September 2020

Responding to public concerns that the COVID-19 pandemic might have triggered a backlash in gender equality, ISS researcher Karsten Hank and his colleague Anja Steinbach from the University of Duisburg-Essen analyzed changes in couples’ division of housework and childcare before and during the Corona crisis. Their study is based on pre-release data from the German Family Panel (pairfam) and its supplementary COVID-19 web-survey, which allowed an initial assessment of immediate dynamics in couples’ division of labor in the course of the COVID-19 pandemic.

The analysis revealed no fundamental changes in established aggregate-level patterns of couples’ division of labor, but some shift towards the extremes (‘traditional’ and ‘role reversal’) of the distribution. Regarding changes within couples, there is an almost equal split between those in which the female partner’s share in housework and childcare increased and those in which it decreased. Particularly in previously more egalitarian arrangements, a substantial proportion of women is now more likely to be primarily responsible for domestic and family duties. If male partners increased their relative contribution to housework and childcare, they rarely moved beyond the threshold of an equal split. Changes in employment hours were associated with adaptations of men’s, but not women’s, relative contribution to domestic and family responsibilities.

Starting out from a pre-Corona situation in which the most frequent arrangement of housework and childcare was one in which the female partner did the most part, the study’s findings thus neither support the notion of a new ‘patriarchal pandemic’ induced by the COVID-19 pandemic, nor do they indicate that the crisis might have fostered macro-level trends of gender convergence.
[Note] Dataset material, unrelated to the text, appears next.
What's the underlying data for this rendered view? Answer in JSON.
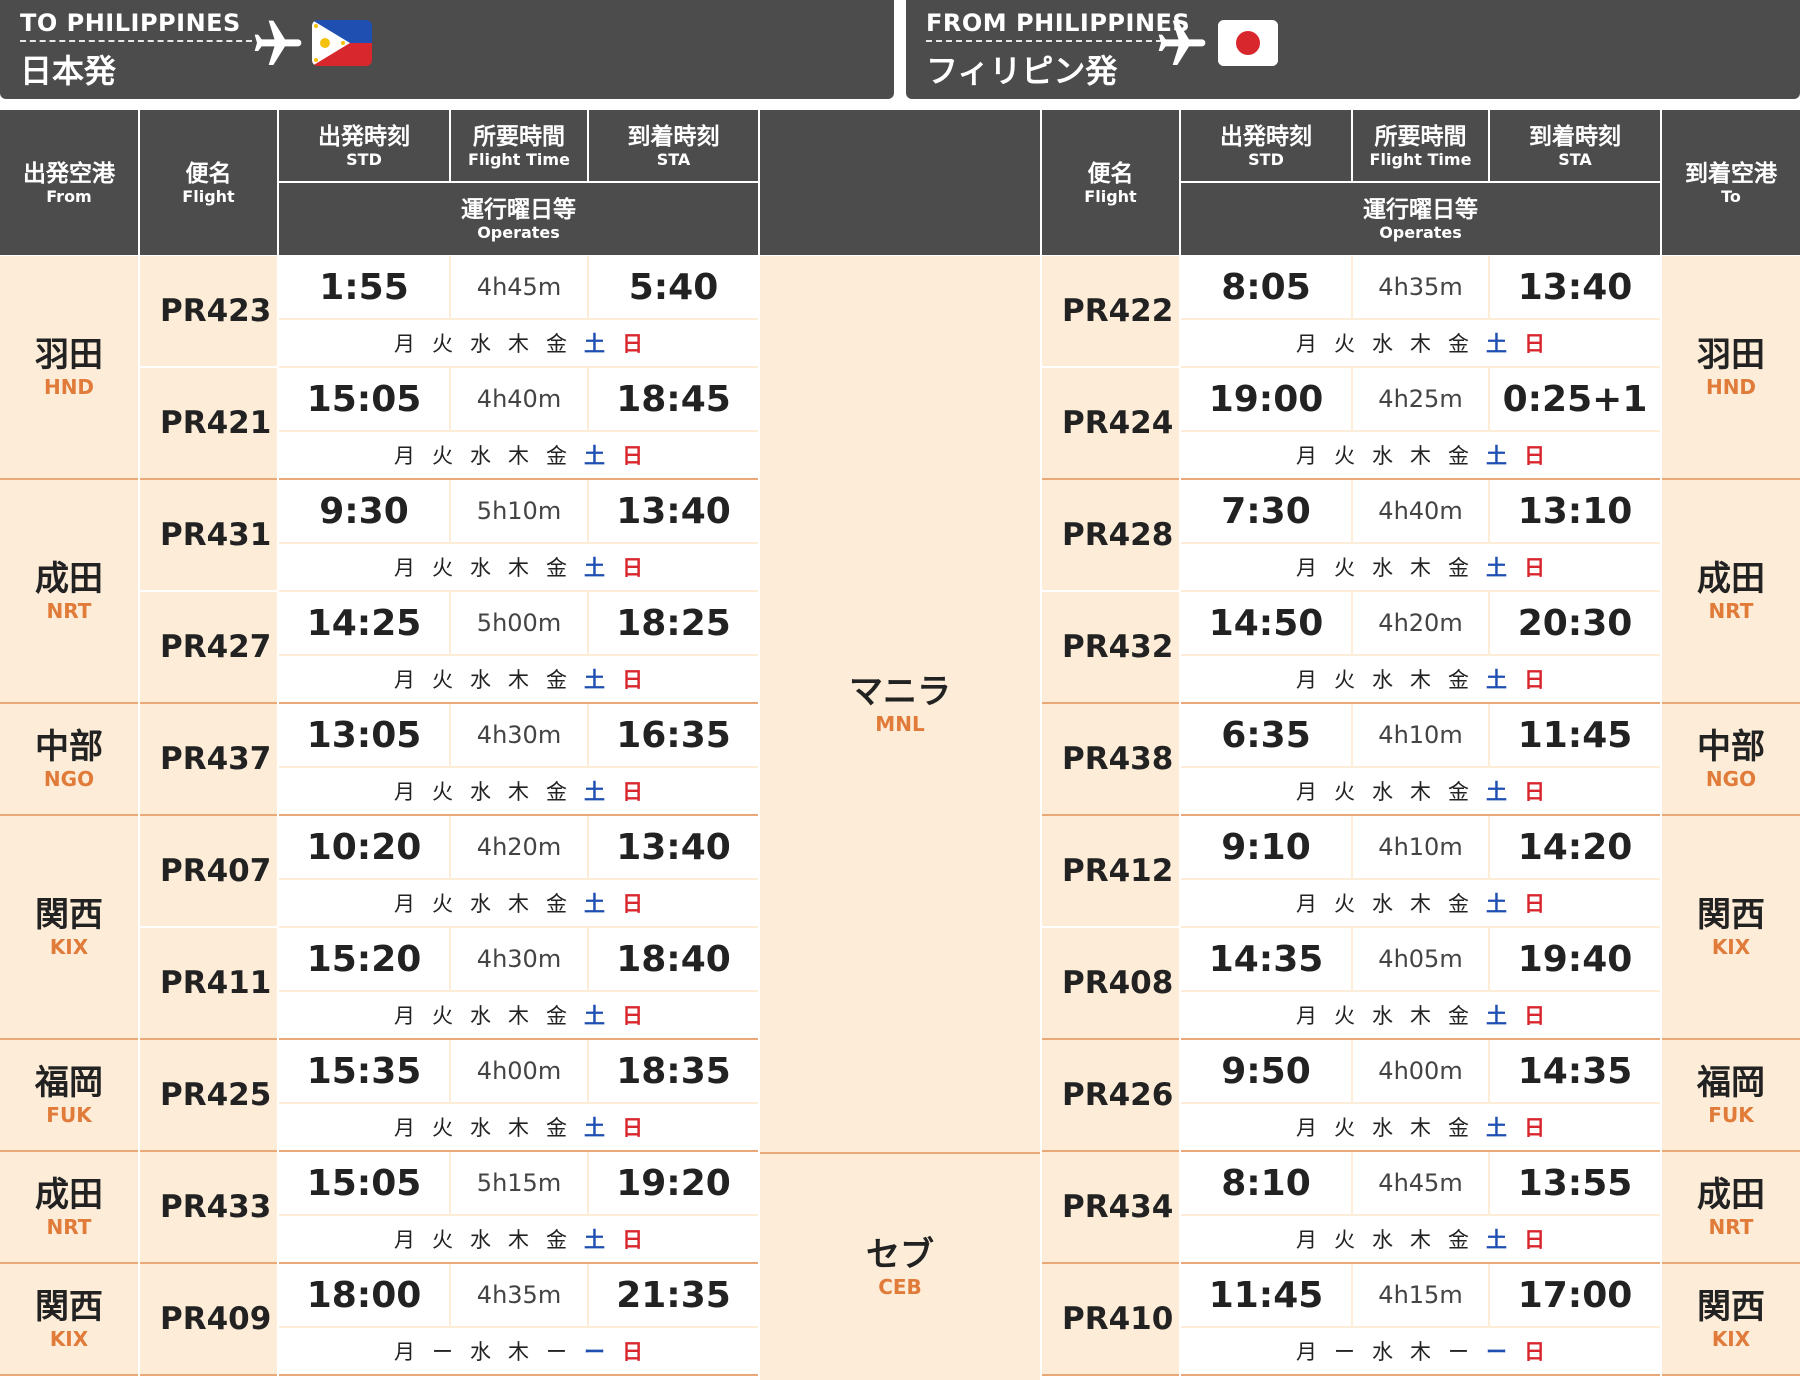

They rather suggest heterogeneous responses of couples to the ‘Corona shock’.